Full TitleA Phase II Study of Regorafenib in Patients with Progressive, Recurrent/Metastatic Adenoid Cystic Carcinoma
Adenoid cystic carcinoma is a rare type of salivary gland cancer. In this study, researchers are assessing the safety and effectiveness of the drug regorafenib in patients with adenoid cystic carcinoma that has come back after treatment or has spread to other parts of the body.
One way regorafenib might inhibit tumor growth is by interfering with the growth of the blood vessels that tumors need to receive nutrients and to spread. The drug is already approved for treating metastatic colorectal cancer and gastrointestinal stromal tumor, but its use in this study is considered investigational.

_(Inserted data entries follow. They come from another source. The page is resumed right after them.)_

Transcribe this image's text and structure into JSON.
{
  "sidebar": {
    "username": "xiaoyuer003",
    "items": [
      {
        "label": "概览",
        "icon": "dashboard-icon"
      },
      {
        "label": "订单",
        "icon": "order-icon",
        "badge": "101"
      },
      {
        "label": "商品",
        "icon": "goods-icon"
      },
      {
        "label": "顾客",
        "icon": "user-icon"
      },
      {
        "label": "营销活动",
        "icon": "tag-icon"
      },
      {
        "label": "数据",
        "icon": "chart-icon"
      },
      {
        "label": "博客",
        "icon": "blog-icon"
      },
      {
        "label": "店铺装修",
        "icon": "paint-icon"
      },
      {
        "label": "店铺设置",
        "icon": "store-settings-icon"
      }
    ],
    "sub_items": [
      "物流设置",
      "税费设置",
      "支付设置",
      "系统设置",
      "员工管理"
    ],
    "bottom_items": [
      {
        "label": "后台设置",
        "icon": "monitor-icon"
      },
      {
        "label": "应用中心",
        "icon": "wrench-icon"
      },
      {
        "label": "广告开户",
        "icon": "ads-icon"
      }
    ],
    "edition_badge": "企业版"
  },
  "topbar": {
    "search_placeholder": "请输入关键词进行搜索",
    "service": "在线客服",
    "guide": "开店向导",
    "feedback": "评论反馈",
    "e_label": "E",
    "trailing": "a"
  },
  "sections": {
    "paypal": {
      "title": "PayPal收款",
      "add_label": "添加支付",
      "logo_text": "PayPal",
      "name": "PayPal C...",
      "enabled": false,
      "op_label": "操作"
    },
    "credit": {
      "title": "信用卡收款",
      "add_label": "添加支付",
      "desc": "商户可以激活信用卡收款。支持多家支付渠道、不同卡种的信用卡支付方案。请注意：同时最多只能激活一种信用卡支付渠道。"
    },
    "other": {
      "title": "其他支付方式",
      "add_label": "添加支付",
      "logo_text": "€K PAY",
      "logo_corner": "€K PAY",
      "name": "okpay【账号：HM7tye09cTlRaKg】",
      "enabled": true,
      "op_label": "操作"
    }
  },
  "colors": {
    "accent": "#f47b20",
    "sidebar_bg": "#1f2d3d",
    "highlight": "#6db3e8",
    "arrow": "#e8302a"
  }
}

Regorafenib is taken orally (by mouth).
To be eligible for this study, patients must meet several criteria, including but not limited to the following:
- Patients must have adenoid cystic carcinoma that has come back after treatment or has spread to other parts of the body and cannot be cured with surgery or radiation therapy.
- At least 2 weeks must have passed since completion of prior therapies (4 weeks for bevacizumab) and entry into the study.
- There must be evidence that the cancer is growing or causing patients to have symptoms.
- Patients may not have previously received regorafenib.
- Patients must be able to be walk and do routine activities for more than half of their normal waking hours.
- This study is open to patients age 18 and older.
For more information about this study and to inquire about eligibility, please contact Dr. Alan L. Ho at 646-888-4235.